A top United States military commander acknowledged on Friday that an airstrike conducted in Kabul on August 29 to target suspected Islamic State-Khorasan terrorists was a “tragic mistake”.
General Kenneth McKenzie, commander of the US Central Command, made the statement while announcing the findings of an investigation that was ordered after reports that civilians died in the strike.
The airstrike was conducted to target a vehicle that was ferrying people whom American officials had then described as “multiple suicide bombers” from the terrorist group.
The strike was conducted three days after a bomb blast outside the Kabul airport that killed at least 170 people, including 13 US troops. The blast took place amid efforts to evacuate people from Afghanistan after the Taliban took over the country.

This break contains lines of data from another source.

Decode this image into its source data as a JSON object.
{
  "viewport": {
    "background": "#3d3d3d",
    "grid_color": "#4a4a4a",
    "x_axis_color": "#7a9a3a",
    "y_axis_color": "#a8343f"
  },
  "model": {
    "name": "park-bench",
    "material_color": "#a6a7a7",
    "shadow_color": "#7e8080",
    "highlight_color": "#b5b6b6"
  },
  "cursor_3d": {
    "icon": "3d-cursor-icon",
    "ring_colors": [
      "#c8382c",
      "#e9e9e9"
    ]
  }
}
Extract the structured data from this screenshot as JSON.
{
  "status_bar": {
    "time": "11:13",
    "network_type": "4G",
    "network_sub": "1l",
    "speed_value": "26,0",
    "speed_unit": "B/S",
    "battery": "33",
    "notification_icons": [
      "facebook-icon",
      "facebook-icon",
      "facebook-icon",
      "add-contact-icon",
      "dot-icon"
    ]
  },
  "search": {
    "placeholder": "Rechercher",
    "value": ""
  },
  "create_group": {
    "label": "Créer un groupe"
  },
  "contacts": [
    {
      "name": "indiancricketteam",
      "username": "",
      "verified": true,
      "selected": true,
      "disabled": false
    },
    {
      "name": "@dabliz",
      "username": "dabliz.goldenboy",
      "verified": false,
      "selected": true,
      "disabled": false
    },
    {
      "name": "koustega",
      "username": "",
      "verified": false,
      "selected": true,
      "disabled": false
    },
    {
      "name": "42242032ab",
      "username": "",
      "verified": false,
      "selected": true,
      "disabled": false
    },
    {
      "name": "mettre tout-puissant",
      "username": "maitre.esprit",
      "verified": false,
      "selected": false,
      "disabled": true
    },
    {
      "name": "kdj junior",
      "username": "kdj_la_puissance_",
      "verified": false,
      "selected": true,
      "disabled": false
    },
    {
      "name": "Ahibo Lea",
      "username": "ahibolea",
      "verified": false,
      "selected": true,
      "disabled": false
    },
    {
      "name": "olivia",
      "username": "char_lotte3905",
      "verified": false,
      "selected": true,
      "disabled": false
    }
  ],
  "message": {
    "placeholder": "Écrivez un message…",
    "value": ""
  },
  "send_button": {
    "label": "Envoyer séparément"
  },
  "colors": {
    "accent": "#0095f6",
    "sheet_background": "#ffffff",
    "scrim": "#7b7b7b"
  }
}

At the time, US Navy Captain Bill Urban had said that authorities were confident that they had successfully hit the target, but had said that there may have been civilian casualties.
General McKenzie on Friday said that 10 civilians, including up to seven children, were killed in the strike. “Moreover, we now assess that it is unlikely that the vehicle and those who died were associated with ISIS-K or were a direct threat to U.S. forces,” he said.
The general expressed condolences to the families and friends of those who were killed, but maintained that the strike was carried out in the earnest belief that it would prevent an imminent threat to our forces and the evacuees at the airport.
The general said that officials are “exploring the possibility of ex-gratia payments.”
General McKenzie added that the incident should be considered in the context of the ground situation in the aftermath of the attack at the Kabul airport. The official also said that there was a “substantial body of intelligence indicating the imminence of another attack.”
The general said that on August 29, US forces had observed a white Toyota Corolla car for eight hours after seeing at a place that was believed to be where Islamic State terrorists were preparing attacks on the Kabul airport. The officials said three men were seen loading the vehicle with “ items assessed at the time to be explosives” before leaving the spot.
“Clearly our intelligence was wrong on this particular white Toyota Corolla,” he later said in response to a question.
In response to another question, the general asserted that none of the intelligence came from the Taliban.